Ah, but you ain't nobody, you 're Polly, and you could n't better
that if you tried ever so hard.
Don't be silly, but get up, and I'll tell you something much better to do than sprawling on the floor and getting all over lint.
Get some nice book and read quietly; cheer him up about school, and offer to help him study by and by; you can do that better than I, because I'm only a girl, and don't learn Greek and Latin and all sorts of headachy stuff.
Yes, but you can do heaps of things better than we can; you've proved that," said Archie, with an approving look that delighted Rose, though she could not resist giving Charlie one more rebuke, by saying, with a little bridling of the head, and a curl of the lip that wanted to smile instead
But that we shall be better and braver and less helpless if we think that we ought to enquire, than we should have been if we indulged in the idle fancy that there was no knowing and no use in seeking to know what we do not know;--that is a theme upon which I am ready to fight, in word and deed, to the utmost of my power.
SOCRATES: And if virtue could have been taught, would his father Themistocles have sought to train him in these minor accomplishments, and allowed him who, as you must remember, was his own son, to be no better than his neighbours in those qualities in which he himself excelled?
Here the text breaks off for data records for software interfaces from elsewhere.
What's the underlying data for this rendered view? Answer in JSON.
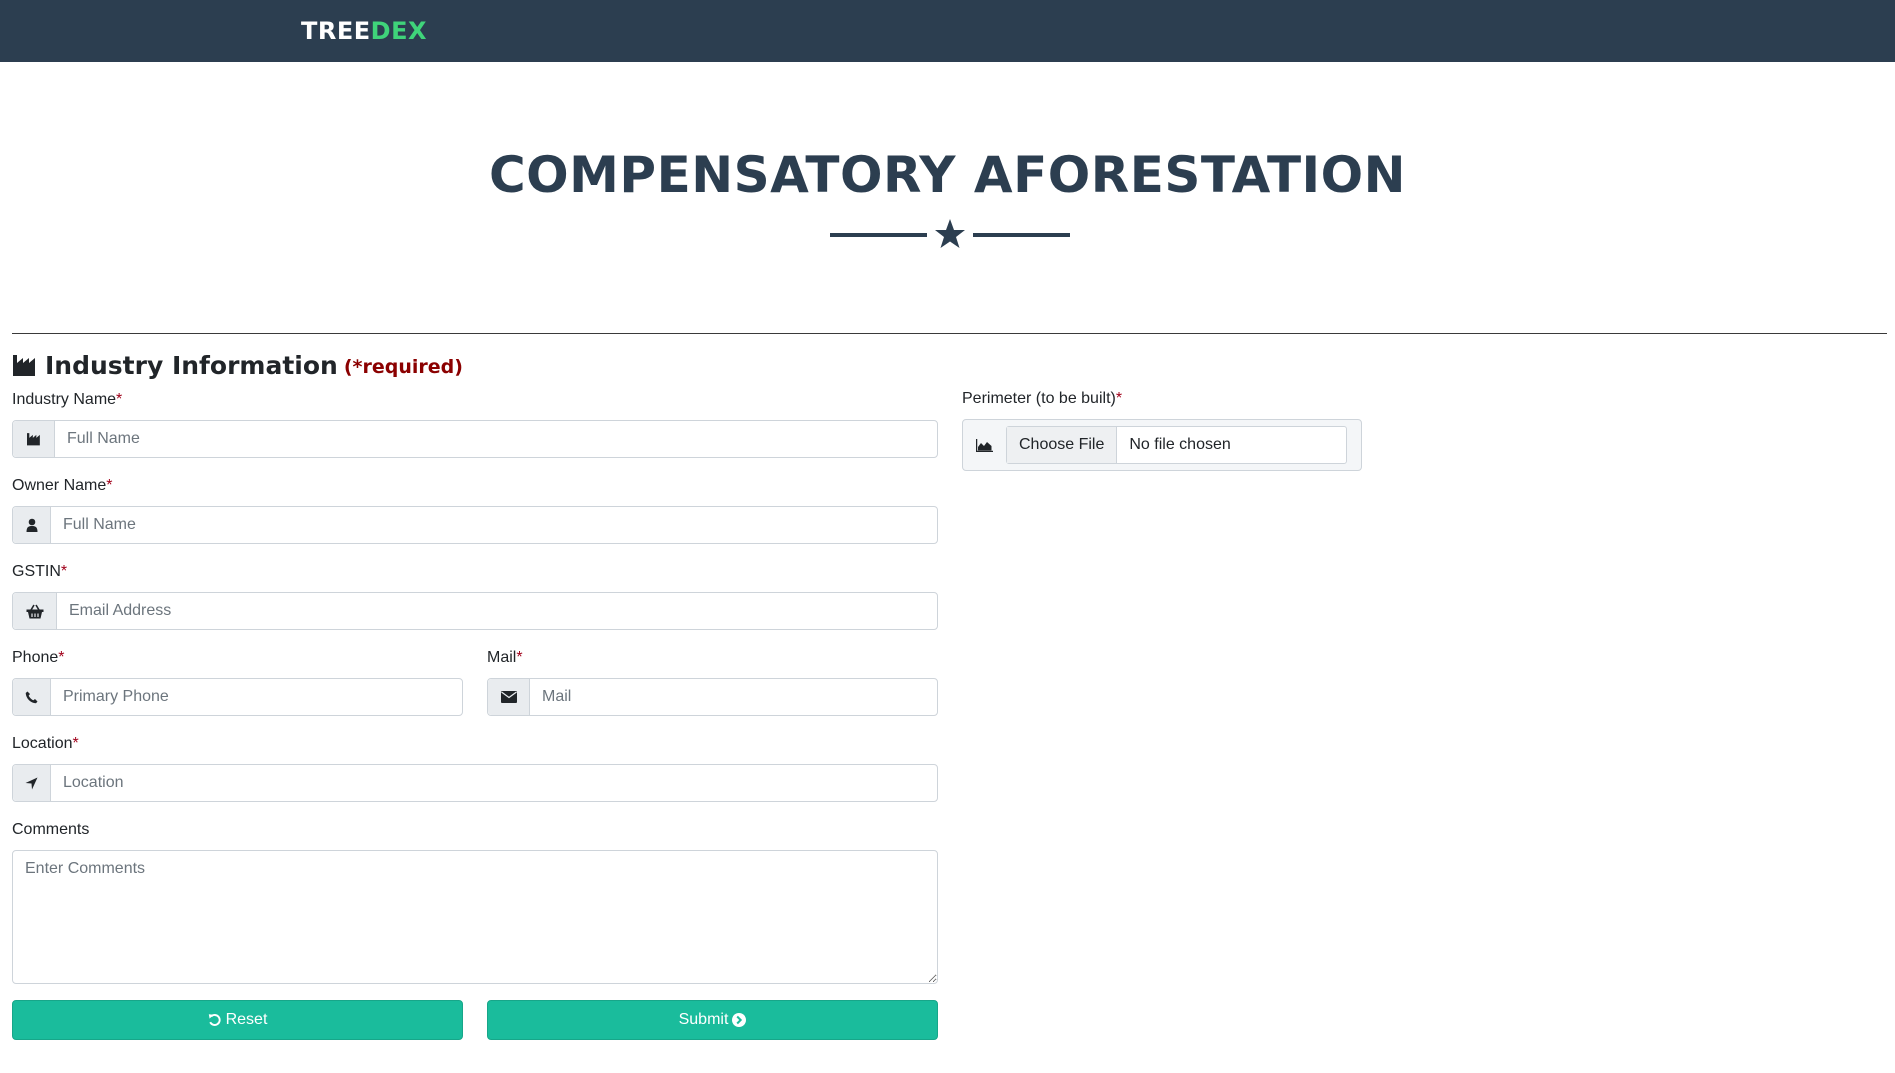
{
  "brand": {
    "part1": "TREE",
    "part2": "DEX"
  },
  "page": {
    "title": "COMPENSATORY AFORESTATION"
  },
  "section": {
    "title": "Industry Information",
    "required_note": "(*required)"
  },
  "fields": {
    "industry_name": {
      "label": "Industry Name",
      "required_mark": "*",
      "placeholder": "Full Name",
      "icon": "industry-icon"
    },
    "owner_name": {
      "label": "Owner Name",
      "required_mark": "*",
      "placeholder": "Full Name",
      "icon": "user-icon"
    },
    "gstin": {
      "label": "GSTIN",
      "required_mark": "*",
      "placeholder": "Email Address",
      "icon": "basket-icon"
    },
    "phone": {
      "label": "Phone",
      "required_mark": "*",
      "placeholder": "Primary Phone",
      "icon": "phone-icon"
    },
    "mail": {
      "label": "Mail",
      "required_mark": "*",
      "placeholder": "Mail",
      "icon": "envelope-icon"
    },
    "location": {
      "label": "Location",
      "required_mark": "*",
      "placeholder": "Location",
      "icon": "location-arrow-icon"
    },
    "comments": {
      "label": "Comments",
      "placeholder": "Enter Comments"
    },
    "perimeter": {
      "label": "Perimeter (to be built)",
      "required_mark": "*",
      "button": "Choose File",
      "status": "No file chosen",
      "icon": "area-chart-icon"
    }
  },
  "buttons": {
    "reset": "Reset",
    "submit": "Submit"
  },
  "colors": {
    "navbar": "#2c3e50",
    "brand_accent": "#3fd47a",
    "button": "#1abc9c",
    "required": "#8b0000"
  }
}
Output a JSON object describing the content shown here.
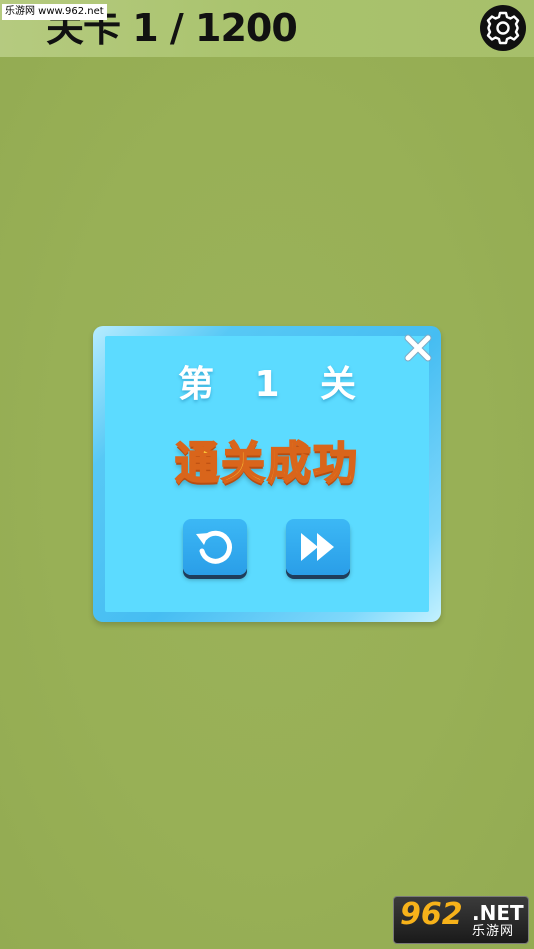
{
  "header": {
    "level_counter": "关卡 1 / 1200"
  },
  "watermark_top": "乐游网 www.962.net",
  "dialog": {
    "level_title": "第 1 关",
    "success_text": "通关成功",
    "retry_icon": "retry-icon",
    "next_icon": "fast-forward-icon",
    "close_icon": "close-icon"
  },
  "watermark_bottom": {
    "number": "962",
    "suffix": ".NET",
    "chinese": "乐游网"
  },
  "colors": {
    "background": "#98b056",
    "dialog_fill": "#5cdbff",
    "button_blue": "#2a9ee8",
    "success_text": "#ffcf3a"
  }
}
SOCRATES: And did not he train his son Lysimachus better than any other Athenian in all that could be done for him by the help of masters?
Then in what sort of partnership is the just man a better partner than the harp-player, as in playing the harp the harp-player is certainly a better partner than the just man?
Yes, Polemarchus, but surely not in the use of money; for you do not want a just man to be your counsellor the purchase or sale of a horse; a man who is knowing about horses would be better for that, would he not?
Very true, he said: and I think that we had better correct an error into which we seem to have fallen in the use of the words `friend' and `enemy.
But they that had me would not part with me; and as for me, though I should have been very well treated with any of the others, yet I could not be better than where I was.
Here I continued till I was between seventeen and eighteen years old, and here I had all the advantages for my education that could be imagined; the lady had masters home to the house to teach her daughters to dance, and to speak French, and to write, and other to teach them music; and I was always with them, I learned as fast as they; and though the masters were not appointed to teach me, yet I learned by imitation and inquiry all that they learned by instruction and direction; so that, in short, I learned to dance and speak French as well as any of them, and to sing much better, for I had a better voice than any of them.
First, I was apparently handsomer than any of them; secondly, I was better shaped; and, thirdly, I sang better, by which I mean I had a better voice; in all which you will, I hope, allow me to say, I do not speak my own conceit of myself, but the opinion of all that knew the family.
Now think better of what we have just been speaking of; and don't be rash, there's a good fellow
His mother's house is not far off; I had better see if she can tell me who he is.